The impact of national health promotion policy on stillbirth and maternal mortality in South Africa

17 Mar 2022

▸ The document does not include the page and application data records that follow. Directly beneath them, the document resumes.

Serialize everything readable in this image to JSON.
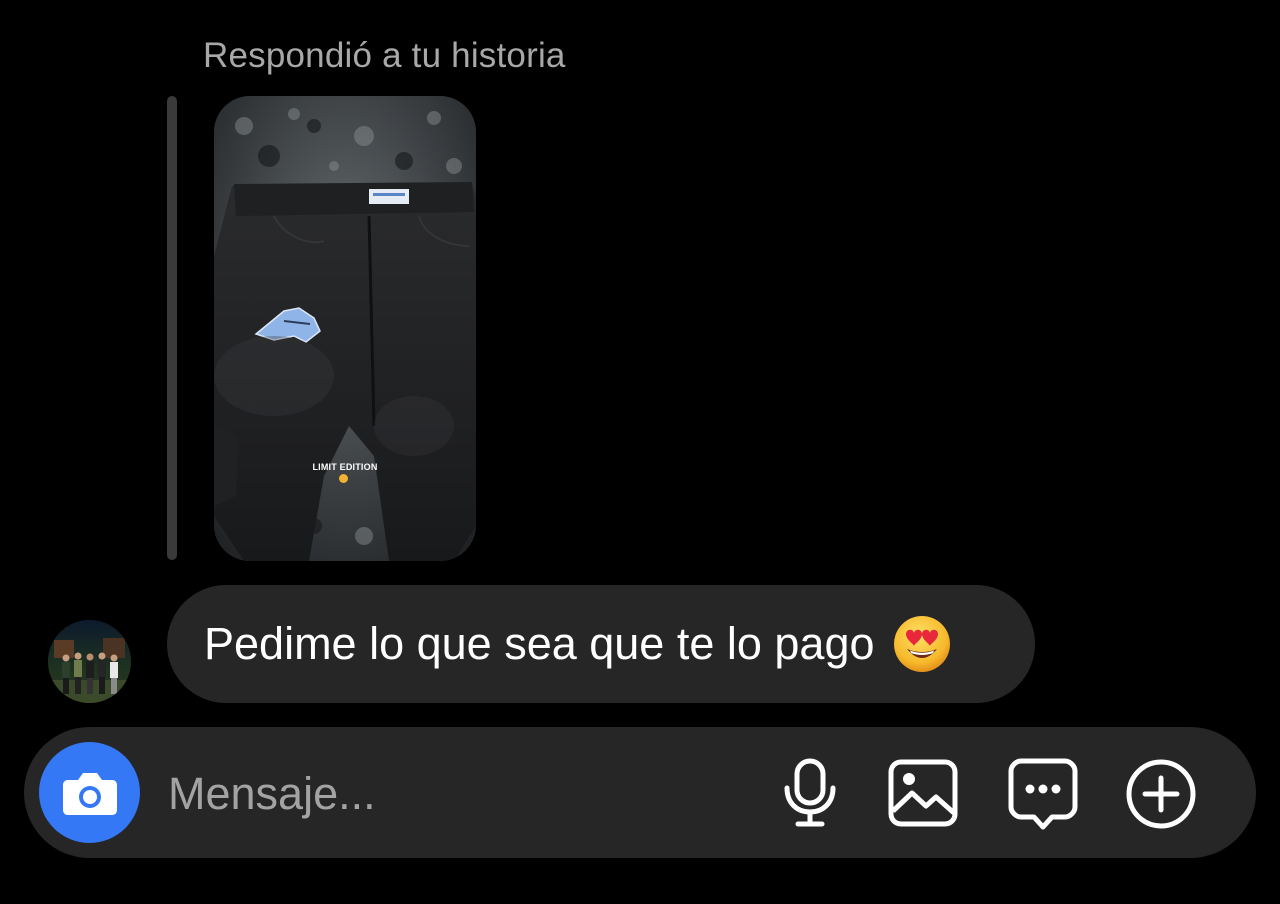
{
  "story_reply": {
    "caption": "Respondió a tu historia",
    "story_overlay_text": "LIMIT EDITION"
  },
  "message": {
    "text": "Pedime lo que sea que te lo pago",
    "emoji": "smiling-face-with-heart-eyes"
  },
  "composer": {
    "placeholder": "Mensaje...",
    "icons": [
      "camera-icon",
      "microphone-icon",
      "gallery-icon",
      "sticker-icon",
      "plus-icon"
    ]
  },
  "colors": {
    "background": "#000000",
    "bubble": "#262626",
    "caption": "#a8a8a8",
    "camera_button": "#3478f6",
    "placeholder": "#a3a3a3"
  }
}
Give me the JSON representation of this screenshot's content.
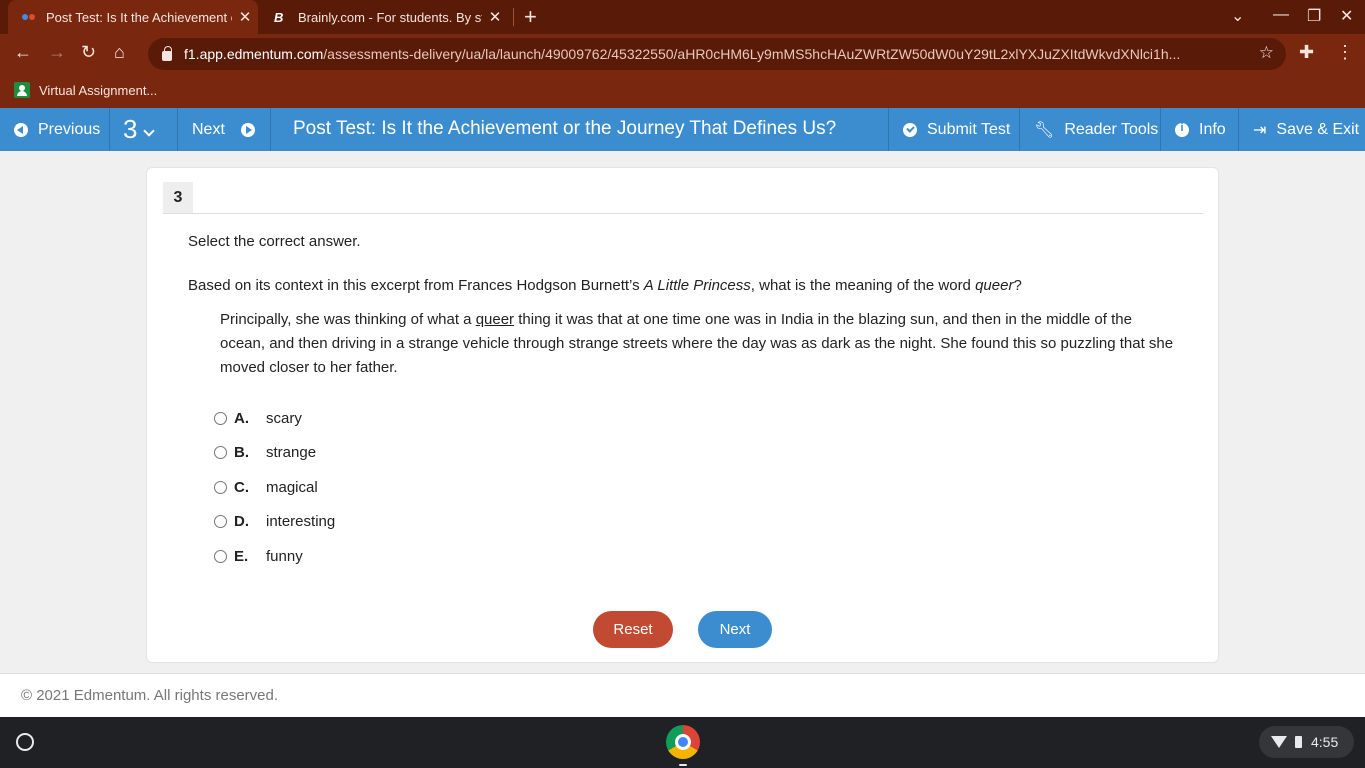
{
  "browser": {
    "tabs": [
      {
        "title": "Post Test: Is It the Achievement or the Journey That Defines Us?",
        "active": true
      },
      {
        "title": "Brainly.com - For students. By students.",
        "active": false
      }
    ],
    "url_host": "f1.app.edmentum.com",
    "url_path": "/assessments-delivery/ua/la/launch/49009762/45322550/aHR0cHM6Ly9mMS5hcHAuZWRtZW50dW0uY29tL2xlYXJuZXItdWkvdXNlci1h...",
    "bookmark": "Virtual Assignment..."
  },
  "appbar": {
    "previous": "Previous",
    "question_number": "3",
    "next": "Next",
    "title": "Post Test: Is It the Achievement or the Journey That Defines Us?",
    "submit": "Submit Test",
    "reader_tools": "Reader Tools",
    "info": "Info",
    "save_exit": "Save & Exit"
  },
  "question": {
    "number": "3",
    "instruction": "Select the correct answer.",
    "prompt_start": "Based on its context in this excerpt from Frances Hodgson Burnett’s ",
    "prompt_title": "A Little Princess",
    "prompt_mid": ", what is the meaning of the word ",
    "prompt_word": "queer",
    "prompt_end": "?",
    "passage_start": "Principally, she was thinking of what a ",
    "passage_word": "queer",
    "passage_end": " thing it was that at one time one was in India in the blazing sun, and then in the middle of the ocean, and then driving in a strange vehicle through strange streets where the day was as dark as the night. She found this so puzzling that she moved closer to her father.",
    "choices": [
      {
        "letter": "A.",
        "text": "scary"
      },
      {
        "letter": "B.",
        "text": "strange"
      },
      {
        "letter": "C.",
        "text": "magical"
      },
      {
        "letter": "D.",
        "text": "interesting"
      },
      {
        "letter": "E.",
        "text": "funny"
      }
    ],
    "reset_label": "Reset",
    "next_label": "Next"
  },
  "footer": "© 2021 Edmentum. All rights reserved.",
  "system": {
    "clock": "4:55"
  },
  "colors": {
    "accent": "#3c8dd0",
    "reset": "#c24a33",
    "browser_frame": "#7a2710"
  }
}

OBJECTIVES : In 2015, the South African government implemented the national health promotion policy (NHPP), intending to reduce stillbirth and maternal mortality. This study was designed to quantify the impact of the NHPP on stillbirth and maternal mortality in both the South African population and immigrant citizens. STUDY DESIGN : This was a panel analysis using secondary data issued by Statistic South Africa-Vital Statistics. METHODS : The author exploited the changes in smoking status that the NHPP exerted between 2015 and 2017. The author then builds credible control and treatment groups based on smoking status for both groups. Women who quitted smoking post-NHPP implementation were considered as the treatment group. Women who persisted with smoking post-NHPP implementation were classified as the control group. The author then used a Two-stage Least Squared Model to quantify the impact of the NHPP on stillbirth and maternal mortality in both the South African and immigrant populations. RESULTS : The model shows that NHPP averts stillbirths by 8.36% in the South African population residing in the urban areas and by 2.84% in the rural segments of the country. NHPP averts South African maternal mortalities by 20.88% in urban areas and by 15.60% in the rural segments of the country.Regarding the immigrant population, the model shows that NHPP averts immigrant's stillbirths by 7.61% in the urban areas and by 2.79% in the rural segments of the country. In addition, NHPP averts immigrant maternal mortalities by 19.22% in the urban areas and by 13.04% in the rural segments of the country. CONCLUSIONS : NHPP reduces stillbirth and maternal mortality outcomes slightly biased toward the South African population. These inequalities reflect immigrant's lack of response to the NHPP framework and inadequate access to the South African health system.